[Start of section]

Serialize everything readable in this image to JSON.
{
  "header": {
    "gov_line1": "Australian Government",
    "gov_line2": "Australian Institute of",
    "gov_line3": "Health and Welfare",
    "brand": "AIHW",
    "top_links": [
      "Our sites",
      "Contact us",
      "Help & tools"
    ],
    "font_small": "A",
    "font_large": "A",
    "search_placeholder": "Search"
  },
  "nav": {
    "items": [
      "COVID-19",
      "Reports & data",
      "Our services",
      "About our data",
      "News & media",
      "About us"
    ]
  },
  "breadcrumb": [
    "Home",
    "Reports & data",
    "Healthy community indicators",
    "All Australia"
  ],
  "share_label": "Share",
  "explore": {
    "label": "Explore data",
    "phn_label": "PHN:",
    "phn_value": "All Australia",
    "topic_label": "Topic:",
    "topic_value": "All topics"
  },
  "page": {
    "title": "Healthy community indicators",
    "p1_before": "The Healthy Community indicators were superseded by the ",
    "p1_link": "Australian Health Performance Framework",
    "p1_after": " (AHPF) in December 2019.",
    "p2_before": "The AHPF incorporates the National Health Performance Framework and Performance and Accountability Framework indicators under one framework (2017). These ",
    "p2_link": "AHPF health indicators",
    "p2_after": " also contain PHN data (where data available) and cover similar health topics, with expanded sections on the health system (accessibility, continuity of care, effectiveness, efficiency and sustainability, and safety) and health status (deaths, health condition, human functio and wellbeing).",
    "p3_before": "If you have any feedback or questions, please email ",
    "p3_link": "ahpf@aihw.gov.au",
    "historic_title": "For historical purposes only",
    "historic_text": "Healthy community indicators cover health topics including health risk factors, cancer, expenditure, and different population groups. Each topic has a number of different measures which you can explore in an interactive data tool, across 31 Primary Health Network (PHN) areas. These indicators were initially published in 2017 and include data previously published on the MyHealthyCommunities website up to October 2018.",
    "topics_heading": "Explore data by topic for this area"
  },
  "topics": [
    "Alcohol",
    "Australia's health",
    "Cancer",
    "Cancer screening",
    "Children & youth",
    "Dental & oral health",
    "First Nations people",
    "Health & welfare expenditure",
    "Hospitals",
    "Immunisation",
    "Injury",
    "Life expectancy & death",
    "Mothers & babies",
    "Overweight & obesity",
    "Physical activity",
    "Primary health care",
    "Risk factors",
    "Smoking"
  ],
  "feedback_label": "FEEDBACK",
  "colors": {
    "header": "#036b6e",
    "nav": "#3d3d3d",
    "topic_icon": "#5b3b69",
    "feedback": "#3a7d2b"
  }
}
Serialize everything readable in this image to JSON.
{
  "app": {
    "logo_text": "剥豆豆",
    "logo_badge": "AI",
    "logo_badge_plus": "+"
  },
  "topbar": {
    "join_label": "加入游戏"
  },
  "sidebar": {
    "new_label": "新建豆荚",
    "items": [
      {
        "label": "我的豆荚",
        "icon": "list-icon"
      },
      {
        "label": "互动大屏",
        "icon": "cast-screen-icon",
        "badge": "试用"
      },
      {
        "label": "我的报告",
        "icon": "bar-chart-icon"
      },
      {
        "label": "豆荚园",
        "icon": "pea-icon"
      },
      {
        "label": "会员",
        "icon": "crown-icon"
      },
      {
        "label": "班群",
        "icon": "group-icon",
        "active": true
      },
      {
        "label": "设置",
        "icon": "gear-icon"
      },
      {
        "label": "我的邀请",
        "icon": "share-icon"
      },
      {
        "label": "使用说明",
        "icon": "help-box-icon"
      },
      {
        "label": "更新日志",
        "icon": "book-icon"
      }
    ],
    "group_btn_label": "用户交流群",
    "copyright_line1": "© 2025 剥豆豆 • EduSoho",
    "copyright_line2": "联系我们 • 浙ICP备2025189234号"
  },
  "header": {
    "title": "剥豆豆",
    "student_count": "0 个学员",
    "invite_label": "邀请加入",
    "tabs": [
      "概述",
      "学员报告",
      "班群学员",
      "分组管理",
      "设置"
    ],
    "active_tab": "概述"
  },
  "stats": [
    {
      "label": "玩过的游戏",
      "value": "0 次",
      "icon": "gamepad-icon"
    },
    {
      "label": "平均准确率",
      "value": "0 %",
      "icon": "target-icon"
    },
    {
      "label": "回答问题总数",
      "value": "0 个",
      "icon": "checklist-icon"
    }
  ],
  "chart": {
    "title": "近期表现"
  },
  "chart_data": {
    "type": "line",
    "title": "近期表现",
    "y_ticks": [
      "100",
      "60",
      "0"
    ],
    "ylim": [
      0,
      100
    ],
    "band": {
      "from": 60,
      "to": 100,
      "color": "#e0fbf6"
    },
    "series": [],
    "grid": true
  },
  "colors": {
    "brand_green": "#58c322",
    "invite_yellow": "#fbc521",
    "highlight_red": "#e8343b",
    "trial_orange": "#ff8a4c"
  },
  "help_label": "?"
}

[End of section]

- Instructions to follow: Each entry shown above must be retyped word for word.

- Solution for this exercise:
Serialize everything readable in this image to JSON.
{
  "header": {
    "gov_line1": "Australian Government",
    "gov_line2": "Australian Institute of",
    "gov_line3": "Health and Welfare",
    "brand": "AIHW",
    "top_links": [
      "Our sites",
      "Contact us",
      "Help & tools"
    ],
    "font_small": "A",
    "font_large": "A",
    "search_placeholder": "Search"
  },
  "nav": {
    "items": [
      "COVID-19",
      "Reports & data",
      "Our services",
      "About our data",
      "News & media",
      "About us"
    ]
  },
  "breadcrumb": [
    "Home",
    "Reports & data",
    "Healthy community indicators",
    "All Australia"
  ],
  "share_label": "Share",
  "explore": {
    "label": "Explore data",
    "phn_label": "PHN:",
    "phn_value": "All Australia",
    "topic_label": "Topic:",
    "topic_value": "All topics"
  },
  "page": {
    "title": "Healthy community indicators",
    "p1_before": "The Healthy Community indicators were superseded by the ",
    "p1_link": "Australian Health Performance Framework",
    "p1_after": " (AHPF) in December 2019.",
    "p2_before": "The AHPF incorporates the National Health Performance Framework and Performance and Accountability Framework indicators under one framework (2017). These ",
    "p2_link": "AHPF health indicators",
    "p2_after": " also contain PHN data (where data available) and cover similar health topics, with expanded sections on the health system (accessibility, continuity of care, effectiveness, efficiency and sustainability, and safety) and health status (deaths, health condition, human functio and wellbeing).",
    "p3_before": "If you have any feedback or questions, please email ",
    "p3_link": "ahpf@aihw.gov.au",
    "historic_title": "For historical purposes only",
    "historic_text": "Healthy community indicators cover health topics including health risk factors, cancer, expenditure, and different population groups. Each topic has a number of different measures which you can explore in an interactive data tool, across 31 Primary Health Network (PHN) areas. These indicators were initially published in 2017 and include data previously published on the MyHealthyCommunities website up to October 2018.",
    "topics_heading": "Explore data by topic for this area"
  },
  "topics": [
    "Alcohol",
    "Australia's health",
    "Cancer",
    "Cancer screening",
    "Children & youth",
    "Dental & oral health",
    "First Nations people",
    "Health & welfare expenditure",
    "Hospitals",
    "Immunisation",
    "Injury",
    "Life expectancy & death",
    "Mothers & babies",
    "Overweight & obesity",
    "Physical activity",
    "Primary health care",
    "Risk factors",
    "Smoking"
  ],
  "feedback_label": "FEEDBACK",
  "colors": {
    "header": "#036b6e",
    "nav": "#3d3d3d",
    "topic_icon": "#5b3b69",
    "feedback": "#3a7d2b"
  }
}
Serialize everything readable in this image to JSON.
{
  "app": {
    "logo_text": "剥豆豆",
    "logo_badge": "AI",
    "logo_badge_plus": "+"
  },
  "topbar": {
    "join_label": "加入游戏"
  },
  "sidebar": {
    "new_label": "新建豆荚",
    "items": [
      {
        "label": "我的豆荚",
        "icon": "list-icon"
      },
      {
        "label": "互动大屏",
        "icon": "cast-screen-icon",
        "badge": "试用"
      },
      {
        "label": "我的报告",
        "icon": "bar-chart-icon"
      },
      {
        "label": "豆荚园",
        "icon": "pea-icon"
      },
      {
        "label": "会员",
        "icon": "crown-icon"
      },
      {
        "label": "班群",
        "icon": "group-icon",
        "active": true
      },
      {
        "label": "设置",
        "icon": "gear-icon"
      },
      {
        "label": "我的邀请",
        "icon": "share-icon"
      },
      {
        "label": "使用说明",
        "icon": "help-box-icon"
      },
      {
        "label": "更新日志",
        "icon": "book-icon"
      }
    ],
    "group_btn_label": "用户交流群",
    "copyright_line1": "© 2025 剥豆豆 • EduSoho",
    "copyright_line2": "联系我们 • 浙ICP备2025189234号"
  },
  "header": {
    "title": "剥豆豆",
    "student_count": "0 个学员",
    "invite_label": "邀请加入",
    "tabs": [
      "概述",
      "学员报告",
      "班群学员",
      "分组管理",
      "设置"
    ],
    "active_tab": "概述"
  },
  "stats": [
    {
      "label": "玩过的游戏",
      "value": "0 次",
      "icon": "gamepad-icon"
    },
    {
      "label": "平均准确率",
      "value": "0 %",
      "icon": "target-icon"
    },
    {
      "label": "回答问题总数",
      "value": "0 个",
      "icon": "checklist-icon"
    }
  ],
  "chart": {
    "title": "近期表现"
  },
  "chart_data": {
    "type": "line",
    "title": "近期表现",
    "y_ticks": [
      "100",
      "60",
      "0"
    ],
    "ylim": [
      0,
      100
    ],
    "band": {
      "from": 60,
      "to": 100,
      "color": "#e0fbf6"
    },
    "series": [],
    "grid": true
  },
  "colors": {
    "brand_green": "#58c322",
    "invite_yellow": "#fbc521",
    "highlight_red": "#e8343b",
    "trial_orange": "#ff8a4c"
  },
  "help_label": "?"
}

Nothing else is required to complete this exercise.